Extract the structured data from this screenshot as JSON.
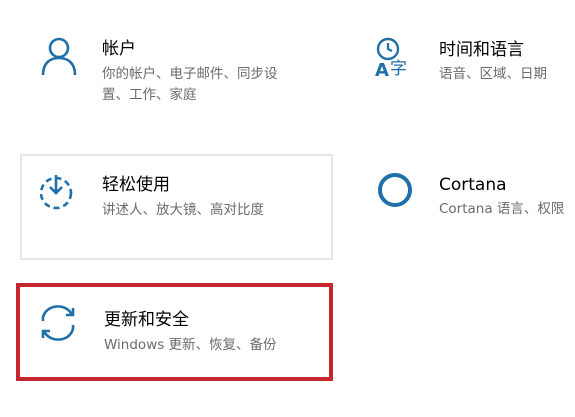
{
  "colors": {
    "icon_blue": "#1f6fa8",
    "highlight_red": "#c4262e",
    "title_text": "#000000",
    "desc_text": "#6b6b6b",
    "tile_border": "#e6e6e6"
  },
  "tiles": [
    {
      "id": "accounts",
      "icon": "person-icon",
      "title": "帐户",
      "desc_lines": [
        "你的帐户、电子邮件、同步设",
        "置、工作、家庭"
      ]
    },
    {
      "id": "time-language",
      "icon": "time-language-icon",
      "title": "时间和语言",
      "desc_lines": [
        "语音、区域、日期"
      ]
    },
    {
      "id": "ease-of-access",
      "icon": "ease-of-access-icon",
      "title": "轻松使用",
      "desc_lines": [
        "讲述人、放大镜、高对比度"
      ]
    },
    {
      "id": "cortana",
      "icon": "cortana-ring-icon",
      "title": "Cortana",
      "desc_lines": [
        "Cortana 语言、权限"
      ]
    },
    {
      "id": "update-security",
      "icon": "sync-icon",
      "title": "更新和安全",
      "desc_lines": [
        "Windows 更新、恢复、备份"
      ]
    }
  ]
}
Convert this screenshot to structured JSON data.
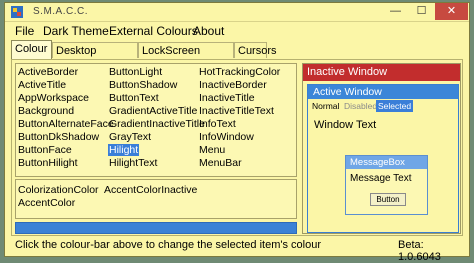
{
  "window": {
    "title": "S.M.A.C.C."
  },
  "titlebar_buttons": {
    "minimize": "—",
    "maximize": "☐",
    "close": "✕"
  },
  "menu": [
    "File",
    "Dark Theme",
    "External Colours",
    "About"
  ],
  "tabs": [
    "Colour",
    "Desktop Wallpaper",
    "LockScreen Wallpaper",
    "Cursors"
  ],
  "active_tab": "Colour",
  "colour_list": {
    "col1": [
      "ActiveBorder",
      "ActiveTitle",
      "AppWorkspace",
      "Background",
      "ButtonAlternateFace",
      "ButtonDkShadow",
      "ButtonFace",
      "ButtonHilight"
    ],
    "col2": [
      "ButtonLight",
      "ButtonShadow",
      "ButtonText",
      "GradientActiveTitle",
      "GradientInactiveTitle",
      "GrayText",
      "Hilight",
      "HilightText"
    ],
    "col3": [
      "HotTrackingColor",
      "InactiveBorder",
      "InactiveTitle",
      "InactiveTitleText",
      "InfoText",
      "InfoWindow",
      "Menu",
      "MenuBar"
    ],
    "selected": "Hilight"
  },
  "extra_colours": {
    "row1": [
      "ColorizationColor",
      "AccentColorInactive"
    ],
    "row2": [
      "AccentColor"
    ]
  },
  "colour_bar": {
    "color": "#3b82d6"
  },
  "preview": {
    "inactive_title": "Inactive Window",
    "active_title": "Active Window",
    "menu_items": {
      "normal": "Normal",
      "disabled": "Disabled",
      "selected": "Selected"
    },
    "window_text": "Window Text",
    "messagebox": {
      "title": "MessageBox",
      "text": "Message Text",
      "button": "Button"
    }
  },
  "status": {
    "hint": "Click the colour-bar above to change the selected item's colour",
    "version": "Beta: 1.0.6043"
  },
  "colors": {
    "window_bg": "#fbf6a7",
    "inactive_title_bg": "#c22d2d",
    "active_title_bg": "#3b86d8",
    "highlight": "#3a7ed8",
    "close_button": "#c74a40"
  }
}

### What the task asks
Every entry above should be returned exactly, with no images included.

### Result for this task
Extract the structured data from this screenshot as JSON.
{
  "colors": {
    "icon_blue": "#1f6fa8",
    "highlight_red": "#c4262e",
    "title_text": "#000000",
    "desc_text": "#6b6b6b",
    "tile_border": "#e6e6e6"
  },
  "tiles": [
    {
      "id": "accounts",
      "icon": "person-icon",
      "title": "帐户",
      "desc_lines": [
        "你的帐户、电子邮件、同步设",
        "置、工作、家庭"
      ]
    },
    {
      "id": "time-language",
      "icon": "time-language-icon",
      "title": "时间和语言",
      "desc_lines": [
        "语音、区域、日期"
      ]
    },
    {
      "id": "ease-of-access",
      "icon": "ease-of-access-icon",
      "title": "轻松使用",
      "desc_lines": [
        "讲述人、放大镜、高对比度"
      ]
    },
    {
      "id": "cortana",
      "icon": "cortana-ring-icon",
      "title": "Cortana",
      "desc_lines": [
        "Cortana 语言、权限"
      ]
    },
    {
      "id": "update-security",
      "icon": "sync-icon",
      "title": "更新和安全",
      "desc_lines": [
        "Windows 更新、恢复、备份"
      ]
    }
  ]
}
Convert this screenshot to structured JSON data.
{
  "window": {
    "title": "S.M.A.C.C."
  },
  "titlebar_buttons": {
    "minimize": "—",
    "maximize": "☐",
    "close": "✕"
  },
  "menu": [
    "File",
    "Dark Theme",
    "External Colours",
    "About"
  ],
  "tabs": [
    "Colour",
    "Desktop Wallpaper",
    "LockScreen Wallpaper",
    "Cursors"
  ],
  "active_tab": "Colour",
  "colour_list": {
    "col1": [
      "ActiveBorder",
      "ActiveTitle",
      "AppWorkspace",
      "Background",
      "ButtonAlternateFace",
      "ButtonDkShadow",
      "ButtonFace",
      "ButtonHilight"
    ],
    "col2": [
      "ButtonLight",
      "ButtonShadow",
      "ButtonText",
      "GradientActiveTitle",
      "GradientInactiveTitle",
      "GrayText",
      "Hilight",
      "HilightText"
    ],
    "col3": [
      "HotTrackingColor",
      "InactiveBorder",
      "InactiveTitle",
      "InactiveTitleText",
      "InfoText",
      "InfoWindow",
      "Menu",
      "MenuBar"
    ],
    "selected": "Hilight"
  },
  "extra_colours": {
    "row1": [
      "ColorizationColor",
      "AccentColorInactive"
    ],
    "row2": [
      "AccentColor"
    ]
  },
  "colour_bar": {
    "color": "#3b82d6"
  },
  "preview": {
    "inactive_title": "Inactive Window",
    "active_title": "Active Window",
    "menu_items": {
      "normal": "Normal",
      "disabled": "Disabled",
      "selected": "Selected"
    },
    "window_text": "Window Text",
    "messagebox": {
      "title": "MessageBox",
      "text": "Message Text",
      "button": "Button"
    }
  },
  "status": {
    "hint": "Click the colour-bar above to change the selected item's colour",
    "version": "Beta: 1.0.6043"
  },
  "colors": {
    "window_bg": "#fbf6a7",
    "inactive_title_bg": "#c22d2d",
    "active_title_bg": "#3b86d8",
    "highlight": "#3a7ed8",
    "close_button": "#c74a40"
  }
}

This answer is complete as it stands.